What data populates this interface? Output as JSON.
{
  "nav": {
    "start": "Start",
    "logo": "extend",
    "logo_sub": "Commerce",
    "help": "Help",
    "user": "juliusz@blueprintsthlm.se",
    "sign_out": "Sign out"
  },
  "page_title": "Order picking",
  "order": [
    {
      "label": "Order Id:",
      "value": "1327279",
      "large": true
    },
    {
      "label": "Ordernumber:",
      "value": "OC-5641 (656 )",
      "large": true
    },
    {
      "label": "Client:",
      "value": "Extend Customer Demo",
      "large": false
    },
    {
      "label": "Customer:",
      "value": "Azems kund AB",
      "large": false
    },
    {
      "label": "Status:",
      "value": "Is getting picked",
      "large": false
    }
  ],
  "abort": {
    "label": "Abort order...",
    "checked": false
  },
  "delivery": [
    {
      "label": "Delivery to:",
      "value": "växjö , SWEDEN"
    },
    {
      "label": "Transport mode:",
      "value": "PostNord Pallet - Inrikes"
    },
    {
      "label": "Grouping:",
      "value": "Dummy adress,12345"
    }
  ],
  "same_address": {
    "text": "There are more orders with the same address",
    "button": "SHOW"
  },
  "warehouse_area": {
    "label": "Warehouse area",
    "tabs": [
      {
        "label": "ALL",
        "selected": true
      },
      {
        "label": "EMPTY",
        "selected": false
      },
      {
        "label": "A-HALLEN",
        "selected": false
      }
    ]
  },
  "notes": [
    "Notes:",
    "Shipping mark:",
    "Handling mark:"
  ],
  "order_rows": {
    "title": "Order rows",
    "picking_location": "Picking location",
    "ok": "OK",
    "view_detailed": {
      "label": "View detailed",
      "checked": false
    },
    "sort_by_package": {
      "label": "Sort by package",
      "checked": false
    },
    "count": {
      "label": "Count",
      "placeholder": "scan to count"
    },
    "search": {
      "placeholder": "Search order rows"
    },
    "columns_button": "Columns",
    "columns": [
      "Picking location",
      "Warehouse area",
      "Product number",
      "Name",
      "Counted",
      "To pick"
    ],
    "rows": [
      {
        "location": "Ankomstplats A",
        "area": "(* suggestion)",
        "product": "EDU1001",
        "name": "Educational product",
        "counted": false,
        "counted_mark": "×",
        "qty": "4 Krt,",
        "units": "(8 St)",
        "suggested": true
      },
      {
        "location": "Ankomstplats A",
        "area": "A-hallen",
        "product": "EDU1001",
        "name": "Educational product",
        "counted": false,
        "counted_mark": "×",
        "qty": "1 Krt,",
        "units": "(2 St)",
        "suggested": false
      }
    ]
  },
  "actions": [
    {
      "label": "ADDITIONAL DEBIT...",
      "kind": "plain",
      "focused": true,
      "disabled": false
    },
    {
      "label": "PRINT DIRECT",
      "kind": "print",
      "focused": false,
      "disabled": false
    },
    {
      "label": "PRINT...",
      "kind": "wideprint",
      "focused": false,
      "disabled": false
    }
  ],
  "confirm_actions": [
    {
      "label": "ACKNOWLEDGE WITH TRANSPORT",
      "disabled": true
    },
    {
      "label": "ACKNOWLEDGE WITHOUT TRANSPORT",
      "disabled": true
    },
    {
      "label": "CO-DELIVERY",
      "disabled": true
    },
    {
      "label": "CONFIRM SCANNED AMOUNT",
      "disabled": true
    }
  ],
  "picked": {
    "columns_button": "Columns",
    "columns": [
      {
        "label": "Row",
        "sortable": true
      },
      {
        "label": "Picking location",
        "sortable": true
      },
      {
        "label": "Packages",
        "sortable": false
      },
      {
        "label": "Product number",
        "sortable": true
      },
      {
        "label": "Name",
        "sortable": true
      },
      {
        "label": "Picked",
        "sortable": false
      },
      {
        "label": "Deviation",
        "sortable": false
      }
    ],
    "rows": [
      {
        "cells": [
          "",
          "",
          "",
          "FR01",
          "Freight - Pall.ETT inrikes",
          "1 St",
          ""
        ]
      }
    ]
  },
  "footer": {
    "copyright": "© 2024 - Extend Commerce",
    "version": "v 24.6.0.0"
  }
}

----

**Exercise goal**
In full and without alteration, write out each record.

**Exercise solution**
What data populates this interface? Output as JSON.
{
  "nav": {
    "start": "Start",
    "logo": "extend",
    "logo_sub": "Commerce",
    "help": "Help",
    "user": "juliusz@blueprintsthlm.se",
    "sign_out": "Sign out"
  },
  "page_title": "Order picking",
  "order": [
    {
      "label": "Order Id:",
      "value": "1327279",
      "large": true
    },
    {
      "label": "Ordernumber:",
      "value": "OC-5641 (656 )",
      "large": true
    },
    {
      "label": "Client:",
      "value": "Extend Customer Demo",
      "large": false
    },
    {
      "label": "Customer:",
      "value": "Azems kund AB",
      "large": false
    },
    {
      "label": "Status:",
      "value": "Is getting picked",
      "large": false
    }
  ],
  "abort": {
    "label": "Abort order...",
    "checked": false
  },
  "delivery": [
    {
      "label": "Delivery to:",
      "value": "växjö , SWEDEN"
    },
    {
      "label": "Transport mode:",
      "value": "PostNord Pallet - Inrikes"
    },
    {
      "label": "Grouping:",
      "value": "Dummy adress,12345"
    }
  ],
  "same_address": {
    "text": "There are more orders with the same address",
    "button": "SHOW"
  },
  "warehouse_area": {
    "label": "Warehouse area",
    "tabs": [
      {
        "label": "ALL",
        "selected": true
      },
      {
        "label": "EMPTY",
        "selected": false
      },
      {
        "label": "A-HALLEN",
        "selected": false
      }
    ]
  },
  "notes": [
    "Notes:",
    "Shipping mark:",
    "Handling mark:"
  ],
  "order_rows": {
    "title": "Order rows",
    "picking_location": "Picking location",
    "ok": "OK",
    "view_detailed": {
      "label": "View detailed",
      "checked": false
    },
    "sort_by_package": {
      "label": "Sort by package",
      "checked": false
    },
    "count": {
      "label": "Count",
      "placeholder": "scan to count"
    },
    "search": {
      "placeholder": "Search order rows"
    },
    "columns_button": "Columns",
    "columns": [
      "Picking location",
      "Warehouse area",
      "Product number",
      "Name",
      "Counted",
      "To pick"
    ],
    "rows": [
      {
        "location": "Ankomstplats A",
        "area": "(* suggestion)",
        "product": "EDU1001",
        "name": "Educational product",
        "counted": false,
        "counted_mark": "×",
        "qty": "4 Krt,",
        "units": "(8 St)",
        "suggested": true
      },
      {
        "location": "Ankomstplats A",
        "area": "A-hallen",
        "product": "EDU1001",
        "name": "Educational product",
        "counted": false,
        "counted_mark": "×",
        "qty": "1 Krt,",
        "units": "(2 St)",
        "suggested": false
      }
    ]
  },
  "actions": [
    {
      "label": "ADDITIONAL DEBIT...",
      "kind": "plain",
      "focused": true,
      "disabled": false
    },
    {
      "label": "PRINT DIRECT",
      "kind": "print",
      "focused": false,
      "disabled": false
    },
    {
      "label": "PRINT...",
      "kind": "wideprint",
      "focused": false,
      "disabled": false
    }
  ],
  "confirm_actions": [
    {
      "label": "ACKNOWLEDGE WITH TRANSPORT",
      "disabled": true
    },
    {
      "label": "ACKNOWLEDGE WITHOUT TRANSPORT",
      "disabled": true
    },
    {
      "label": "CO-DELIVERY",
      "disabled": true
    },
    {
      "label": "CONFIRM SCANNED AMOUNT",
      "disabled": true
    }
  ],
  "picked": {
    "columns_button": "Columns",
    "columns": [
      {
        "label": "Row",
        "sortable": true
      },
      {
        "label": "Picking location",
        "sortable": true
      },
      {
        "label": "Packages",
        "sortable": false
      },
      {
        "label": "Product number",
        "sortable": true
      },
      {
        "label": "Name",
        "sortable": true
      },
      {
        "label": "Picked",
        "sortable": false
      },
      {
        "label": "Deviation",
        "sortable": false
      }
    ],
    "rows": [
      {
        "cells": [
          "",
          "",
          "",
          "FR01",
          "Freight - Pall.ETT inrikes",
          "1 St",
          ""
        ]
      }
    ]
  },
  "footer": {
    "copyright": "© 2024 - Extend Commerce",
    "version": "v 24.6.0.0"
  }
}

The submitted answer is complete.